The RBA hopes the system will allow banks to ditch the BSB/account number system in favour of a single identifying number for those receiving payments by the end of 2017.
The focus for 2014 is on selecting a solution provider for the basic infrastructure of the NPP and beginning its implementation.
But in a recent submission to the Federal Government’s financial system inquiry, a handful of regional banks called on the inquiry panel to recommend that the design of the NPP incorporate the ability to easily switch accounts.
The Bank of Queensland, Suncorp, ME Bank and the Bendigo and Adelaide Bank said account switching capability in the NPP would have a “considerable consumer benefit”.
“One area of frustration for the regional banks is the inertia of customers switching banks. For decades the regional banks have recorded considerably higher customer satisfaction ratings but this has not resulted in the expected market share gains implied by this satisfaction gap,” the joint submission read.
“The hassle involved in switching accounts, particularly linked accounts that have existing debit instructions ... has been a factor in this inertia.”
The banks said adding account switching to the NPP - and thereby removing the need for customers to identify direct debits and credits linked to all of their accounts and enabling the customer’s new bank to complete necessary actions with a simple authorisation process - would make the process more convenient for all involved.

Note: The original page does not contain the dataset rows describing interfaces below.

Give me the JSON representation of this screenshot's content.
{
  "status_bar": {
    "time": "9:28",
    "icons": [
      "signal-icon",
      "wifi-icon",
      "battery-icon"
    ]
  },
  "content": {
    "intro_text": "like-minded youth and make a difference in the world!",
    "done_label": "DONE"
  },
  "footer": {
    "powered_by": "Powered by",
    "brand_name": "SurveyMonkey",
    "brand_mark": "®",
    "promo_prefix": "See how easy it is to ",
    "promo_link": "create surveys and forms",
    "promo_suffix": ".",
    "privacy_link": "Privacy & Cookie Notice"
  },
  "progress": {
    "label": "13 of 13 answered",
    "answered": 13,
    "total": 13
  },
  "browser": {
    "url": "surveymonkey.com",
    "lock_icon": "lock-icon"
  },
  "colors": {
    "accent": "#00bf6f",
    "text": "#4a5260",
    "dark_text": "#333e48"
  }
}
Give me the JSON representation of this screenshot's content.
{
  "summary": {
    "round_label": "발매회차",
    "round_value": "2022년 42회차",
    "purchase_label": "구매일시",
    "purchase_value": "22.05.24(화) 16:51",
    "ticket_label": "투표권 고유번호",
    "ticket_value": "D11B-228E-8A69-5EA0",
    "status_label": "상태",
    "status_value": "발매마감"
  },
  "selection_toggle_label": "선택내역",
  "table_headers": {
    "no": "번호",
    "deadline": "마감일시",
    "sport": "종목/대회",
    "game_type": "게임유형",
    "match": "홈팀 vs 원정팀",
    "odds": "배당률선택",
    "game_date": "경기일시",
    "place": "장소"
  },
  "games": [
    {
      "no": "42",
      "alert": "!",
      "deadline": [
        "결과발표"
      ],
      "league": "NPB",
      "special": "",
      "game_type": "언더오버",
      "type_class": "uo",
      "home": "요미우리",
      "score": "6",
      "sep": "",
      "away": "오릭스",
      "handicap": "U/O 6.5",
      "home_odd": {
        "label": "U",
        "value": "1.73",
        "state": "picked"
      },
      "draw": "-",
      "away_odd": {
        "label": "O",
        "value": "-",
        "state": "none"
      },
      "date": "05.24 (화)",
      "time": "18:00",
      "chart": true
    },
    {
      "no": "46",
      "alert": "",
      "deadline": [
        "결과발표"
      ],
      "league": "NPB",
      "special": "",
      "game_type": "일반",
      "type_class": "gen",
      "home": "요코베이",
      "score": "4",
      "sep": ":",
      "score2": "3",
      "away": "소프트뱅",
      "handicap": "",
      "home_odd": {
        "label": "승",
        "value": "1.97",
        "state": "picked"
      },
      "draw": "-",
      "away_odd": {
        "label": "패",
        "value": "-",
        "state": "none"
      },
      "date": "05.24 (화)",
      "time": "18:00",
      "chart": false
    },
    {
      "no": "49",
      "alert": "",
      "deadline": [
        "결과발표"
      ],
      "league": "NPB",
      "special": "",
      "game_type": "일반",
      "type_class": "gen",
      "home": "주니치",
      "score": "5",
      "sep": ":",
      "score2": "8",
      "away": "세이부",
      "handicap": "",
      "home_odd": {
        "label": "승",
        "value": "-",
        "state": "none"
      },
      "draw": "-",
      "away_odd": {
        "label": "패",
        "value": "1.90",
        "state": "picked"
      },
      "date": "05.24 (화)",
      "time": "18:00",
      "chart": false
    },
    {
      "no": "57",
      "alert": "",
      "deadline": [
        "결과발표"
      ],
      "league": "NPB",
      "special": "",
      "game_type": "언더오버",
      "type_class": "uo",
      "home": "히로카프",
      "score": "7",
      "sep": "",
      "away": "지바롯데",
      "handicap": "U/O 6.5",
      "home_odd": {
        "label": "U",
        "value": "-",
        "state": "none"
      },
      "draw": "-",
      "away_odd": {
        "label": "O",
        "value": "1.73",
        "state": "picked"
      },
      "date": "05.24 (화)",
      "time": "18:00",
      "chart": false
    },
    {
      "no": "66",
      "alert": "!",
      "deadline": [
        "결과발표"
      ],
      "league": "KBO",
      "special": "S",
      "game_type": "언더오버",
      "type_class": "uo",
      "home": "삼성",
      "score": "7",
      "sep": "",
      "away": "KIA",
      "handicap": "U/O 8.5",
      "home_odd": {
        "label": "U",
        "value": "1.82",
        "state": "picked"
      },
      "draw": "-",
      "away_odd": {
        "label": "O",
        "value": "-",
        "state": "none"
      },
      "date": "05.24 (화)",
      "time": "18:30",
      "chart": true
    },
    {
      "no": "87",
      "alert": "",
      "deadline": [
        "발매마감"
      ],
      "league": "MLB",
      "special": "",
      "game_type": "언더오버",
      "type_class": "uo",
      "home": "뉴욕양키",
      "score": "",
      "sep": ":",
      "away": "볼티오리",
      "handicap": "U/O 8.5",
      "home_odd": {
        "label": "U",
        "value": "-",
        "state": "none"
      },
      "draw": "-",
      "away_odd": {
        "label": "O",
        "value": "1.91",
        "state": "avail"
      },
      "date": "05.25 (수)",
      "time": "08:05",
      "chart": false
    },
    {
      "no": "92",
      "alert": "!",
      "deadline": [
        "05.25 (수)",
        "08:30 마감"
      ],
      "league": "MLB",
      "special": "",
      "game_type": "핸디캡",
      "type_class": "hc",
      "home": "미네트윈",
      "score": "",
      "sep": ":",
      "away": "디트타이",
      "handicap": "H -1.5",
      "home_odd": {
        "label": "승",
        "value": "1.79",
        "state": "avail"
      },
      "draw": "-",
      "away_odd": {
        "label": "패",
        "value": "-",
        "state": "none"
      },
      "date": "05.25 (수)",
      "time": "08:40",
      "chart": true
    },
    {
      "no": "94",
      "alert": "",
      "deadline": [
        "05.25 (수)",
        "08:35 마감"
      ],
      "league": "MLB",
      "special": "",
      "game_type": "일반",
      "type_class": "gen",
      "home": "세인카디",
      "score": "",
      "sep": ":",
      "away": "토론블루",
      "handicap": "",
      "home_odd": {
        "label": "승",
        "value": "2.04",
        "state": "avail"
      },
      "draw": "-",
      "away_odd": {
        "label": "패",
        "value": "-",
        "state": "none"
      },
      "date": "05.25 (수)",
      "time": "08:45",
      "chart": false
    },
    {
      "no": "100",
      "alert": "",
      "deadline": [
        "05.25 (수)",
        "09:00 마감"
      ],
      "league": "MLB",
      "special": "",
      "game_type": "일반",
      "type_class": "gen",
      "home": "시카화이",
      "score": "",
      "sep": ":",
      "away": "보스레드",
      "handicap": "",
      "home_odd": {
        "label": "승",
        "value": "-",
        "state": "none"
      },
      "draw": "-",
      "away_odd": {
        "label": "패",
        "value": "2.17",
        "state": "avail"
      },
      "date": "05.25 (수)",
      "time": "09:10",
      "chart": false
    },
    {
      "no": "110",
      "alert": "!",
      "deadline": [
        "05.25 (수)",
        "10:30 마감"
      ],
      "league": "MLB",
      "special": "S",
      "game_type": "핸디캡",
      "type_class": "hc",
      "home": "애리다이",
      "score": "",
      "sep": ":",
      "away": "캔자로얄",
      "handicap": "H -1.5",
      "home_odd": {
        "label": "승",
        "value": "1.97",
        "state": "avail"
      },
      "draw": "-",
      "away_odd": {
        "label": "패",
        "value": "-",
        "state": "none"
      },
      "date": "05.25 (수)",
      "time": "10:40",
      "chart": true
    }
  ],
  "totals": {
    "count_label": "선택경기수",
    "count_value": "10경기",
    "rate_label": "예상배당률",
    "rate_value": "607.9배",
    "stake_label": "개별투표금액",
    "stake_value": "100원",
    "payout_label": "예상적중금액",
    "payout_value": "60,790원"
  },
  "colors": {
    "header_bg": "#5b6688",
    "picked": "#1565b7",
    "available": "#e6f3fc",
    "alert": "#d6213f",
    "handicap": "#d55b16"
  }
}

“The [NPP] is likely to enable customers to use convenient forms of addresses to route transactions, such as email and mobile phone numbers. If this comes to fruition it should enable customers to link regular payments to mobile phone numbers and email addresses and, therefore, make switching bank accounts easier."